━━━ Data shown

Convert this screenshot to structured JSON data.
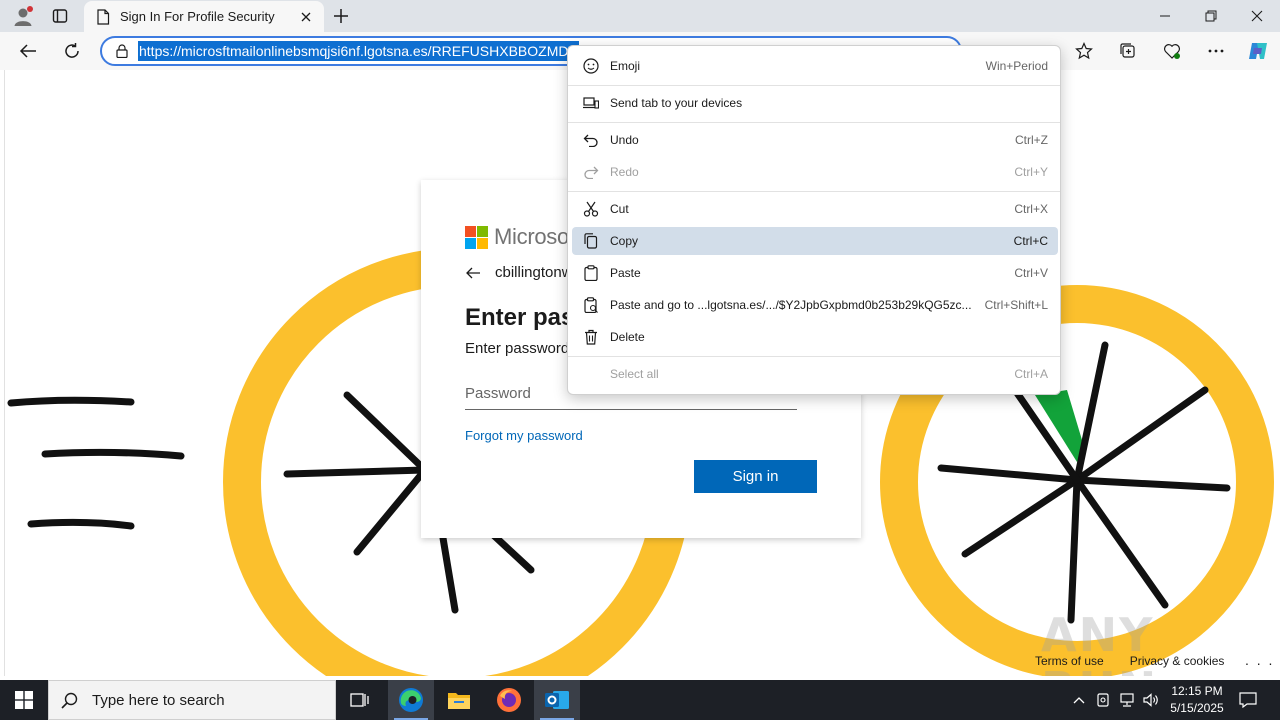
{
  "browser": {
    "tab_title": "Sign In For Profile Security",
    "url_visible": "https://microsftmailonlinebsmqjsi6nf.lgotsna.es/RREFUSHXBBOZMDV"
  },
  "signin": {
    "brand": "Microsoft",
    "identity": "cbillingtonw",
    "title": "Enter pass",
    "subtitle": "Enter password",
    "password_placeholder": "Password",
    "forgot_link": "Forgot my password",
    "signin_button": "Sign in"
  },
  "footer": {
    "terms": "Terms of use",
    "privacy": "Privacy & cookies",
    "more": ". . ."
  },
  "watermark": "ANY RUN",
  "context_menu": {
    "items": [
      {
        "label": "Emoji",
        "shortcut": "Win+Period",
        "icon": "emoji-icon",
        "disabled": false
      },
      {
        "label": "Send tab to your devices",
        "shortcut": "",
        "icon": "devices-icon",
        "disabled": false
      },
      {
        "label": "Undo",
        "shortcut": "Ctrl+Z",
        "icon": "undo-icon",
        "disabled": false
      },
      {
        "label": "Redo",
        "shortcut": "Ctrl+Y",
        "icon": "redo-icon",
        "disabled": true
      },
      {
        "label": "Cut",
        "shortcut": "Ctrl+X",
        "icon": "scissors-icon",
        "disabled": false
      },
      {
        "label": "Copy",
        "shortcut": "Ctrl+C",
        "icon": "copy-icon",
        "disabled": false,
        "highlighted": true
      },
      {
        "label": "Paste",
        "shortcut": "Ctrl+V",
        "icon": "paste-icon",
        "disabled": false
      },
      {
        "label": "Paste and go to ...lgotsna.es/.../$Y2JpbGxpbmd0b253b29kQG5zc...",
        "shortcut": "Ctrl+Shift+L",
        "icon": "paste-go-icon",
        "disabled": false
      },
      {
        "label": "Delete",
        "shortcut": "",
        "icon": "trash-icon",
        "disabled": false
      },
      {
        "label": "Select all",
        "shortcut": "Ctrl+A",
        "icon": "",
        "disabled": true
      }
    ]
  },
  "taskbar": {
    "search_placeholder": "Type here to search",
    "time": "12:15 PM",
    "date": "5/15/2025"
  },
  "colors": {
    "accent_blue": "#0067b8",
    "highlight": "#d2dde9",
    "wheel_yellow": "#fbc02d",
    "taskbar": "#1d2026"
  }
}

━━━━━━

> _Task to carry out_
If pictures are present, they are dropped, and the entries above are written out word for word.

> _Solution_
Convert this screenshot to structured JSON data.
{
  "browser": {
    "tab_title": "Sign In For Profile Security",
    "url_visible": "https://microsftmailonlinebsmqjsi6nf.lgotsna.es/RREFUSHXBBOZMDV"
  },
  "signin": {
    "brand": "Microsoft",
    "identity": "cbillingtonw",
    "title": "Enter pass",
    "subtitle": "Enter password",
    "password_placeholder": "Password",
    "forgot_link": "Forgot my password",
    "signin_button": "Sign in"
  },
  "footer": {
    "terms": "Terms of use",
    "privacy": "Privacy & cookies",
    "more": ". . ."
  },
  "watermark": "ANY RUN",
  "context_menu": {
    "items": [
      {
        "label": "Emoji",
        "shortcut": "Win+Period",
        "icon": "emoji-icon",
        "disabled": false
      },
      {
        "label": "Send tab to your devices",
        "shortcut": "",
        "icon": "devices-icon",
        "disabled": false
      },
      {
        "label": "Undo",
        "shortcut": "Ctrl+Z",
        "icon": "undo-icon",
        "disabled": false
      },
      {
        "label": "Redo",
        "shortcut": "Ctrl+Y",
        "icon": "redo-icon",
        "disabled": true
      },
      {
        "label": "Cut",
        "shortcut": "Ctrl+X",
        "icon": "scissors-icon",
        "disabled": false
      },
      {
        "label": "Copy",
        "shortcut": "Ctrl+C",
        "icon": "copy-icon",
        "disabled": false,
        "highlighted": true
      },
      {
        "label": "Paste",
        "shortcut": "Ctrl+V",
        "icon": "paste-icon",
        "disabled": false
      },
      {
        "label": "Paste and go to ...lgotsna.es/.../$Y2JpbGxpbmd0b253b29kQG5zc...",
        "shortcut": "Ctrl+Shift+L",
        "icon": "paste-go-icon",
        "disabled": false
      },
      {
        "label": "Delete",
        "shortcut": "",
        "icon": "trash-icon",
        "disabled": false
      },
      {
        "label": "Select all",
        "shortcut": "Ctrl+A",
        "icon": "",
        "disabled": true
      }
    ]
  },
  "taskbar": {
    "search_placeholder": "Type here to search",
    "time": "12:15 PM",
    "date": "5/15/2025"
  },
  "colors": {
    "accent_blue": "#0067b8",
    "highlight": "#d2dde9",
    "wheel_yellow": "#fbc02d",
    "taskbar": "#1d2026"
  }
}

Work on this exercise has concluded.